Rhino immobilization is not difficult. Since the days when I immobilized about 150 of them for translocation the techniques and drug regimes have improved. In the hands of experienced veterinarians losses are minimal. It really would be no problem to dehorn rhinos every two or three years (rhino horn grows continuously, just like fingernails) and take the harvested product into the market.

We should accept (albeit heartily dislike) the fact that rhino horn is now considered a commodity in the orient, and that major organized crime syndicates are involved in the trade. If legal trade were permitted it might take the pressure off the free-ranging animals in parks.

However, Dr. Morkel thinks that “legal sale would be a fiasco.”  

There is no doubt that wealthy rhino owners would become even wealthier if this happens, but Dr. Morkel thinks this may be a pipe-dream for the rest. As he put it to me the wealthy ones "will probably have the resources to protect their rhino but as for the rhino in the smaller SA private reserves, SA government parks/reserves and other African and Asian range states I have serious doubts whether legal trade will do them any favours. Legal trade can only work if there is tight control and that just does not exist in the range states or consumer countries. There is also this myth that all this money will come flowing straight back into rhino security. They are dreaming. It did not happen with the money from the legal sale of ivory so why should it be any different with rhino horn?"
On the other hand here is a model for the legalization thinking.

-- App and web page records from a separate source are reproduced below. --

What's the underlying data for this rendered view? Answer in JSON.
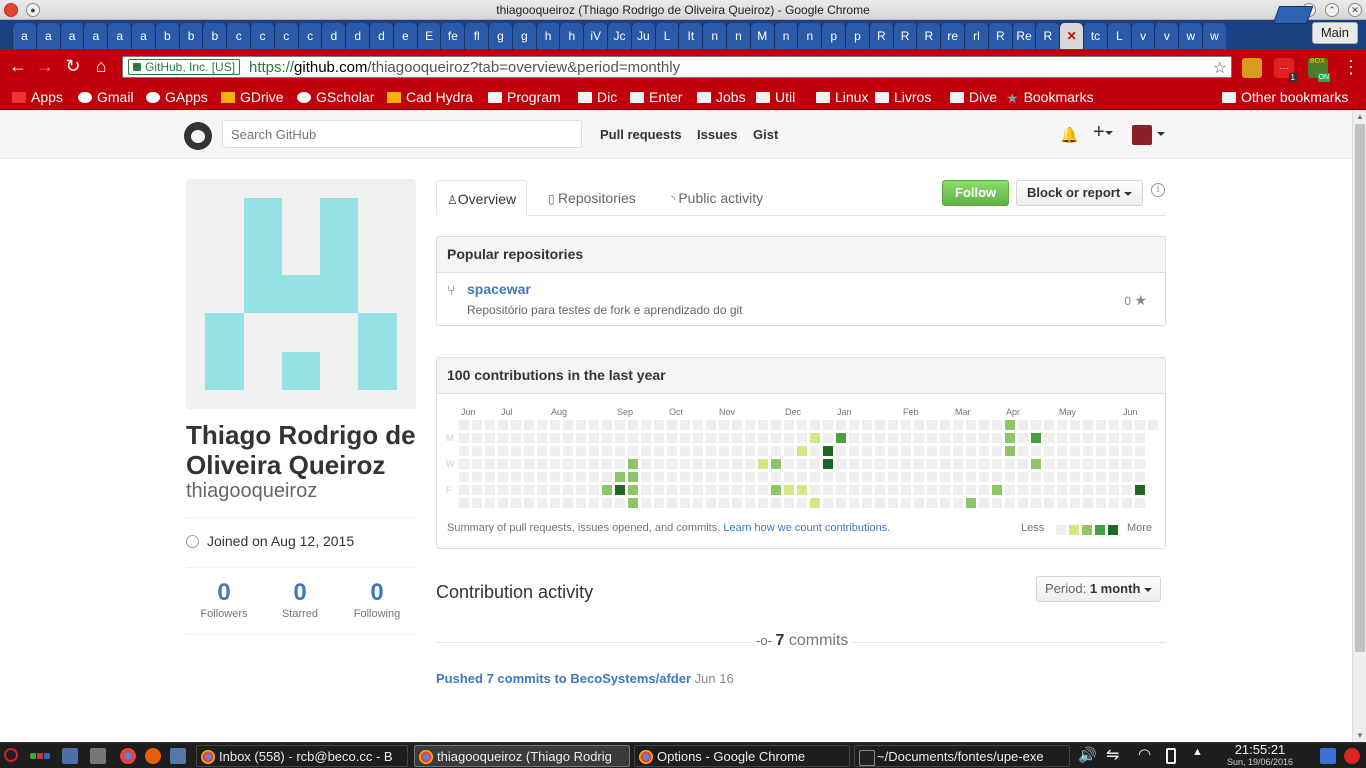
{
  "window": {
    "title": "thiagooqueiroz (Thiago Rodrigo de Oliveira Queiroz) - Google Chrome"
  },
  "tabs": [
    "a",
    "a",
    "a",
    "a",
    "a",
    "a",
    "b",
    "b",
    "b",
    "c",
    "c",
    "c",
    "c",
    "d",
    "d",
    "d",
    "e",
    "E",
    "fe",
    "fl",
    "g",
    "g",
    "h",
    "h",
    "iV",
    "Jc",
    "Ju",
    "L",
    "It",
    "n",
    "n",
    "M",
    "n",
    "n",
    "p",
    "p",
    "R",
    "R",
    "R",
    "re",
    "rl",
    "R",
    "Re",
    "R",
    "",
    "tc",
    "L",
    "v",
    "v",
    "w",
    "w"
  ],
  "tab_close": "✕",
  "window_label": "Main",
  "omnibox": {
    "ev_label": "GitHub, Inc. [US]",
    "scheme": "https://",
    "host": "github.com",
    "path": "/thiagooqueiroz?tab=overview&period=monthly"
  },
  "bookmarks": [
    {
      "label": "Apps",
      "icon": "apps-grid-icon"
    },
    {
      "label": "Gmail",
      "icon": "gmail-icon"
    },
    {
      "label": "GApps",
      "icon": "google-icon"
    },
    {
      "label": "GDrive",
      "icon": "drive-icon"
    },
    {
      "label": "GScholar",
      "icon": "scholar-icon"
    },
    {
      "label": "Cad Hydra",
      "icon": "drive-icon"
    },
    {
      "label": "Program",
      "icon": "folder-icon"
    },
    {
      "label": "Dic",
      "icon": "folder-icon"
    },
    {
      "label": "Enter",
      "icon": "folder-icon"
    },
    {
      "label": "Jobs",
      "icon": "folder-icon"
    },
    {
      "label": "Util",
      "icon": "folder-icon"
    },
    {
      "label": "Linux",
      "icon": "folder-icon"
    },
    {
      "label": "Livros",
      "icon": "folder-icon"
    },
    {
      "label": "Dive",
      "icon": "folder-icon"
    },
    {
      "label": "Bookmarks",
      "icon": "star-icon"
    }
  ],
  "other_bookmarks": "Other bookmarks",
  "extensions": {
    "badge1": "1",
    "badge2": "ON",
    "badge2_top": "BOX"
  },
  "gh_header": {
    "search_placeholder": "Search GitHub",
    "nav": [
      "Pull requests",
      "Issues",
      "Gist"
    ]
  },
  "profile": {
    "fullname": "Thiago Rodrigo de Oliveira Queiroz",
    "username": "thiagooqueiroz",
    "joined": "Joined on Aug 12, 2015",
    "stats": [
      {
        "num": "0",
        "label": "Followers"
      },
      {
        "num": "0",
        "label": "Starred"
      },
      {
        "num": "0",
        "label": "Following"
      }
    ]
  },
  "profile_tabs": [
    "Overview",
    "Repositories",
    "Public activity"
  ],
  "buttons": {
    "follow": "Follow",
    "block": "Block or report",
    "info": "i"
  },
  "popular": {
    "title": "Popular repositories",
    "repo": {
      "name": "spacewar",
      "description": "Repositório para testes de fork e aprendizado do git",
      "stars": "0"
    }
  },
  "calendar": {
    "title": "100 contributions in the last year",
    "months": [
      "Jun",
      "Jul",
      "Aug",
      "Sep",
      "Oct",
      "Nov",
      "Dec",
      "Jan",
      "Feb",
      "Mar",
      "Apr",
      "May",
      "Jun"
    ],
    "days": [
      "M",
      "W",
      "F"
    ],
    "summary": "Summary of pull requests, issues opened, and commits.",
    "learn_link": "Learn how we count contributions.",
    "less": "Less",
    "more": "More",
    "colors": [
      "#eeeeee",
      "#d6e685",
      "#8cc665",
      "#44a340",
      "#1e6823"
    ],
    "active_cells": [
      {
        "week": 11,
        "day": 5,
        "level": 2
      },
      {
        "week": 12,
        "day": 4,
        "level": 2
      },
      {
        "week": 12,
        "day": 5,
        "level": 4
      },
      {
        "week": 13,
        "day": 3,
        "level": 2
      },
      {
        "week": 13,
        "day": 4,
        "level": 2
      },
      {
        "week": 13,
        "day": 5,
        "level": 2
      },
      {
        "week": 13,
        "day": 6,
        "level": 2
      },
      {
        "week": 23,
        "day": 3,
        "level": 1
      },
      {
        "week": 24,
        "day": 3,
        "level": 2
      },
      {
        "week": 24,
        "day": 5,
        "level": 2
      },
      {
        "week": 25,
        "day": 5,
        "level": 1
      },
      {
        "week": 26,
        "day": 2,
        "level": 1
      },
      {
        "week": 26,
        "day": 5,
        "level": 1
      },
      {
        "week": 27,
        "day": 1,
        "level": 1
      },
      {
        "week": 27,
        "day": 6,
        "level": 1
      },
      {
        "week": 28,
        "day": 2,
        "level": 4
      },
      {
        "week": 28,
        "day": 3,
        "level": 4
      },
      {
        "week": 29,
        "day": 1,
        "level": 3
      },
      {
        "week": 39,
        "day": 6,
        "level": 2
      },
      {
        "week": 41,
        "day": 5,
        "level": 2
      },
      {
        "week": 41,
        "day": 7,
        "level": 1
      },
      {
        "week": 42,
        "day": 0,
        "level": 2
      },
      {
        "week": 42,
        "day": 1,
        "level": 2
      },
      {
        "week": 42,
        "day": 2,
        "level": 2
      },
      {
        "week": 43,
        "day": 7,
        "level": 3
      },
      {
        "week": 44,
        "day": 1,
        "level": 3
      },
      {
        "week": 44,
        "day": 3,
        "level": 2
      },
      {
        "week": 46,
        "day": 7,
        "level": 1
      },
      {
        "week": 52,
        "day": 5,
        "level": 4
      }
    ]
  },
  "activity": {
    "title": "Contribution activity",
    "period_label": "Period:",
    "period_value": "1 month",
    "commit_count": "7",
    "commit_word": "commits",
    "pushed_link": "Pushed 7 commits to BecoSystems/afder",
    "pushed_date": "Jun 16"
  },
  "taskbar": {
    "tasks": [
      {
        "label": "Inbox (558) - rcb@beco.cc - B",
        "active": false
      },
      {
        "label": "thiagooqueiroz (Thiago Rodrig",
        "active": true
      },
      {
        "label": "Options - Google Chrome",
        "active": false
      },
      {
        "label": "~/Documents/fontes/upe-exe",
        "active": false
      }
    ],
    "time": "21:55:21",
    "date": "Sun, 19/06/2016"
  }
}
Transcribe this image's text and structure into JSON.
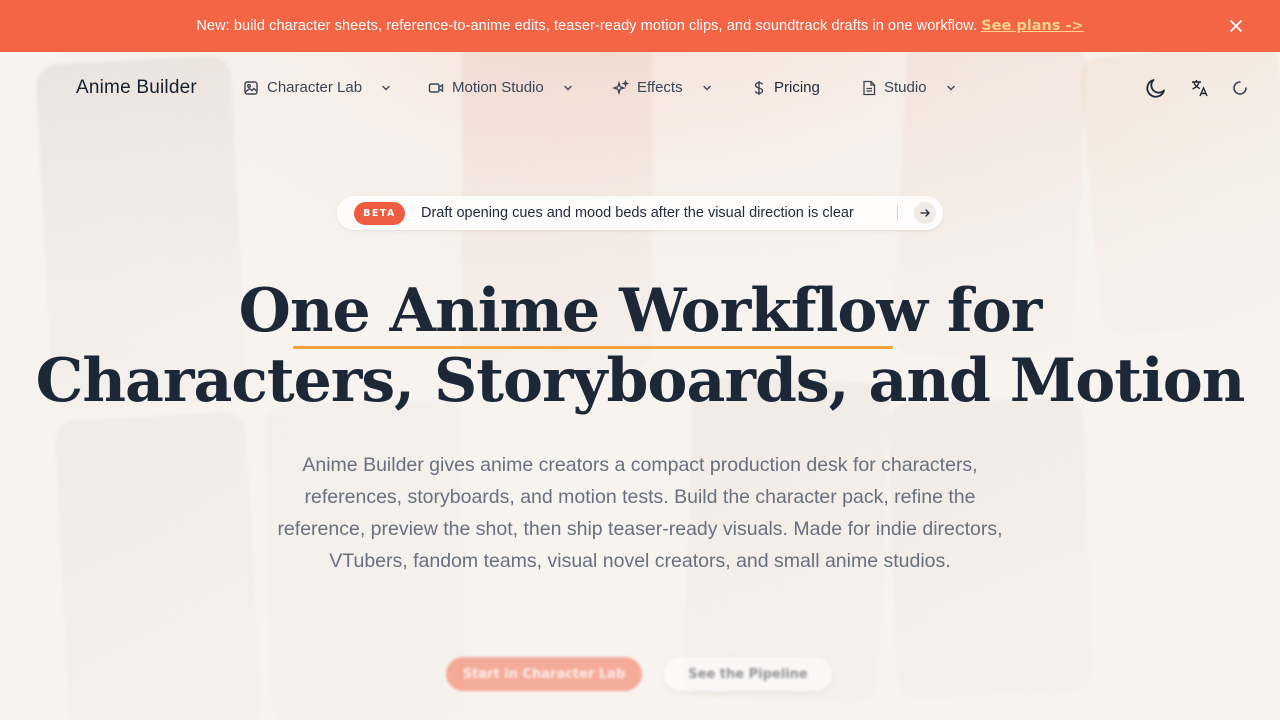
{
  "announcement": {
    "message": "New: build character sheets, reference-to-anime edits, teaser-ready motion clips, and soundtrack drafts in one workflow.",
    "link": "See plans ->",
    "close_icon": "close-icon"
  },
  "nav": {
    "brand": "Anime Builder",
    "items": [
      {
        "label": "Character Lab",
        "icon": "image-icon",
        "has_dropdown": true
      },
      {
        "label": "Motion Studio",
        "icon": "video-camera-icon",
        "has_dropdown": true
      },
      {
        "label": "Effects",
        "icon": "sparkles-icon",
        "has_dropdown": true
      },
      {
        "label": "Pricing",
        "icon": "dollar-icon",
        "has_dropdown": false
      },
      {
        "label": "Studio",
        "icon": "document-icon",
        "has_dropdown": true
      }
    ],
    "right_icons": [
      "moon-icon",
      "translate-icon",
      "loading-spinner-icon"
    ]
  },
  "hero": {
    "badge": "BETA",
    "badge_text": "Draft opening cues and mood beds after the visual direction is clear",
    "headline_line1": "One Anime Workflow for",
    "headline_line2": "Characters, Storyboards, and Motion",
    "description": "Anime Builder gives anime creators a compact production desk for characters, references, storyboards, and motion tests. Build the character pack, refine the reference, preview the shot, then ship teaser-ready visuals. Made for indie directors, VTubers, fandom teams, visual novel creators, and small anime studios.",
    "primary_cta": "Start in Character Lab",
    "secondary_cta": "See the Pipeline"
  },
  "colors": {
    "accent": "#f46546",
    "badge": "#ef5d40",
    "underline": "#f2a33c",
    "link": "#ffd38a",
    "heading": "#1c2838",
    "body_text": "#687080"
  }
}
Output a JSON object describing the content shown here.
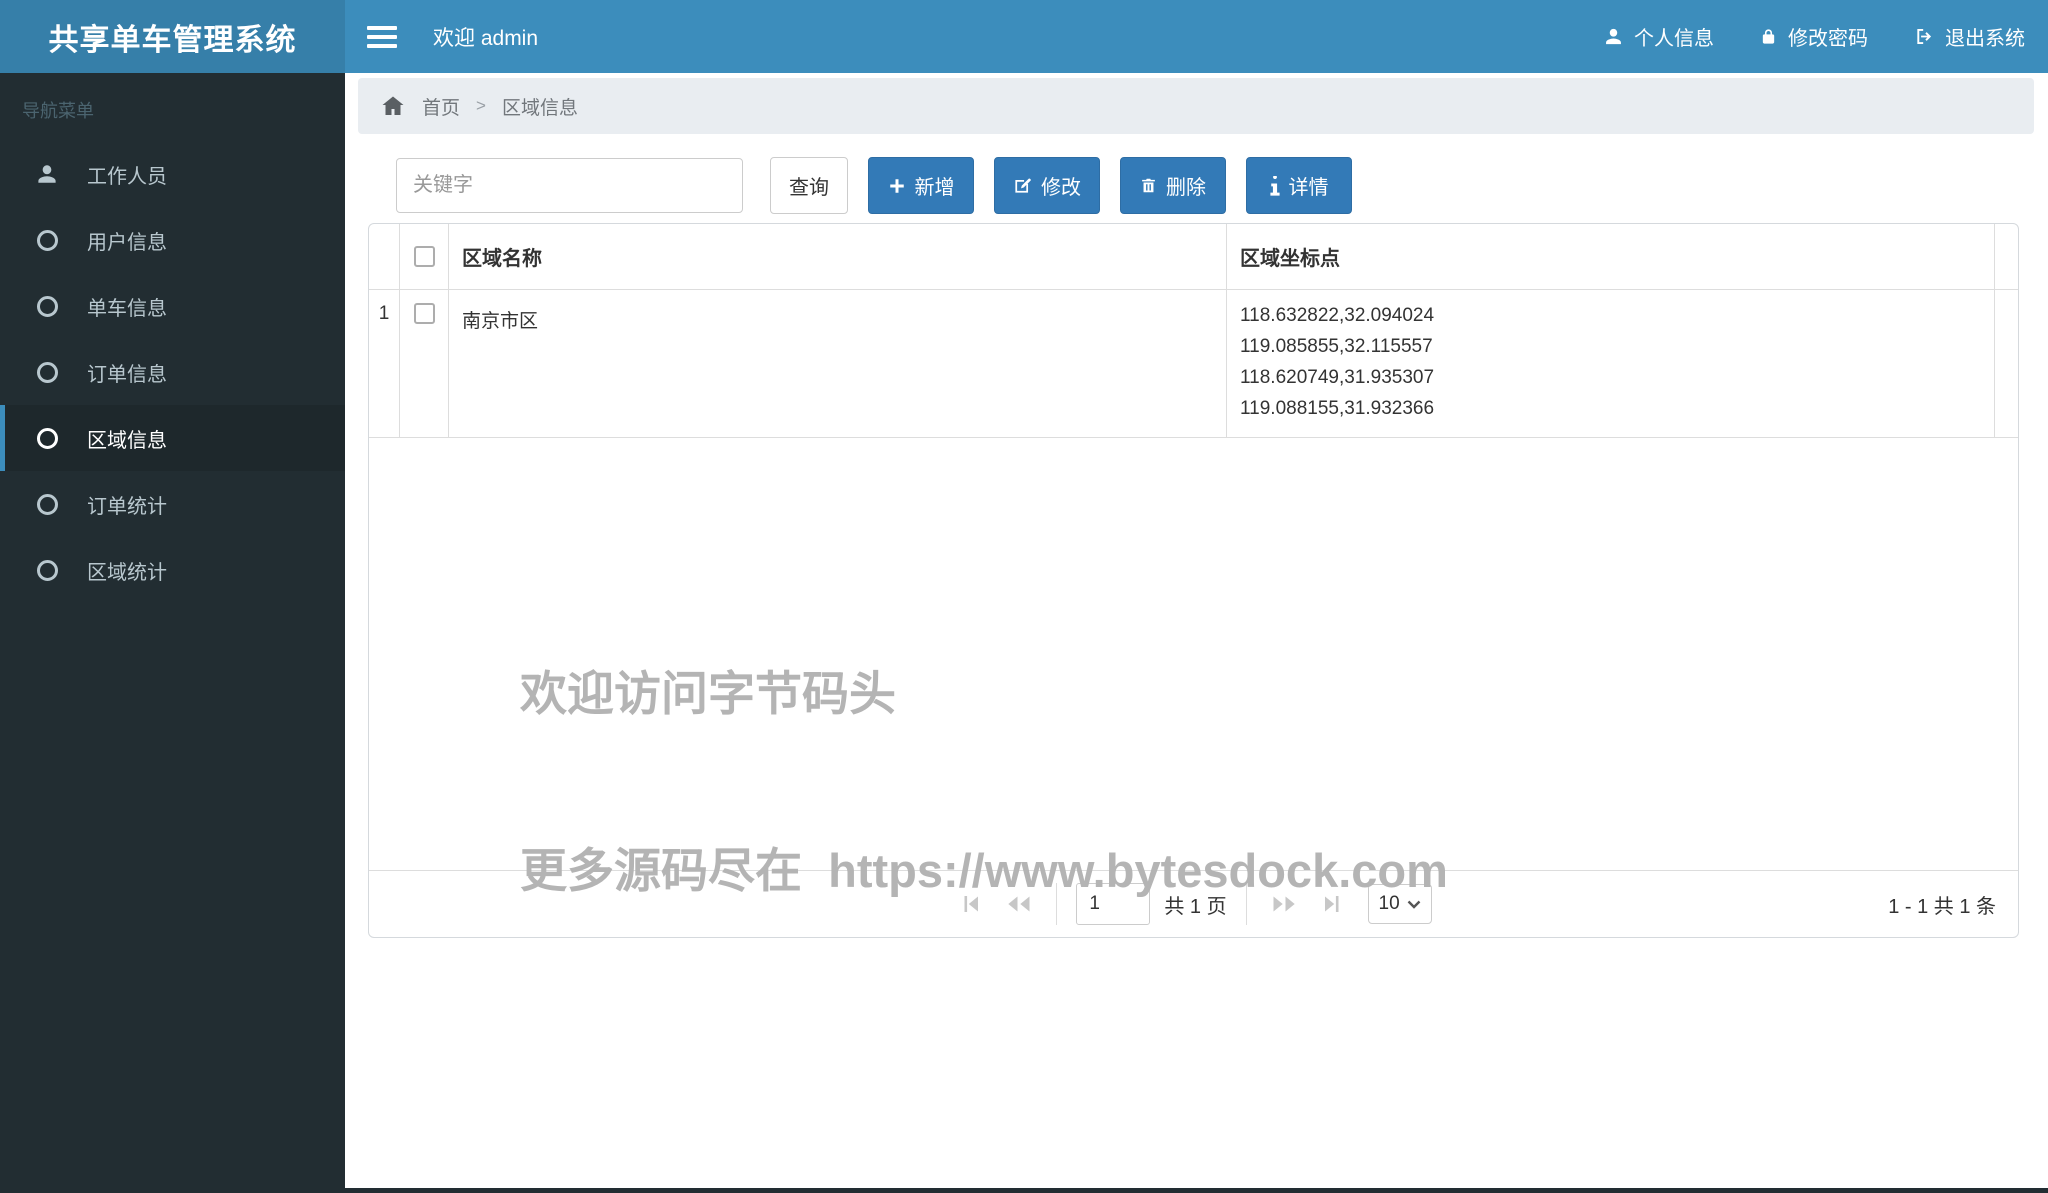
{
  "app": {
    "title": "共享单车管理系统"
  },
  "header": {
    "welcome": "欢迎 admin",
    "menu": [
      {
        "label": "个人信息",
        "icon": "user-icon"
      },
      {
        "label": "修改密码",
        "icon": "lock-icon"
      },
      {
        "label": "退出系统",
        "icon": "sign-out-icon"
      }
    ]
  },
  "sidebar": {
    "section_label": "导航菜单",
    "items": [
      {
        "label": "工作人员",
        "icon": "user-icon",
        "active": false
      },
      {
        "label": "用户信息",
        "icon": "circle-icon",
        "active": false
      },
      {
        "label": "单车信息",
        "icon": "circle-icon",
        "active": false
      },
      {
        "label": "订单信息",
        "icon": "circle-icon",
        "active": false
      },
      {
        "label": "区域信息",
        "icon": "circle-icon",
        "active": true
      },
      {
        "label": "订单统计",
        "icon": "circle-icon",
        "active": false
      },
      {
        "label": "区域统计",
        "icon": "circle-icon",
        "active": false
      }
    ]
  },
  "breadcrumb": {
    "home": "首页",
    "separator": ">",
    "current": "区域信息"
  },
  "toolbar": {
    "search_placeholder": "关键字",
    "search_button": "查询",
    "add_button": "新增",
    "edit_button": "修改",
    "delete_button": "删除",
    "detail_button": "详情"
  },
  "table": {
    "columns": [
      "区域名称",
      "区域坐标点"
    ],
    "rows": [
      {
        "index": "1",
        "name": "南京市区",
        "coords": [
          "118.632822,32.094024",
          "119.085855,32.115557",
          "118.620749,31.935307",
          "119.088155,31.932366"
        ]
      }
    ]
  },
  "watermark": {
    "line1": "欢迎访问字节码头",
    "line2": "更多源码尽在  https://www.bytesdock.com"
  },
  "pagination": {
    "page_value": "1",
    "page_info": "共 1 页",
    "page_size": "10",
    "range_info": "1 - 1   共 1 条"
  },
  "colors": {
    "navbar": "#3c8dbc",
    "logo_bg": "#367fa9",
    "sidebar_bg": "#222d32",
    "sidebar_active_bg": "#1e282c",
    "accent": "#3c8dbc",
    "primary_button": "#337ab7",
    "breadcrumb_bg": "#e9edf1",
    "watermark_text": "#b4b4b4"
  }
}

Prohibition lasted from 1920 to 1933 in the USA. It failed.

As I said, two sides.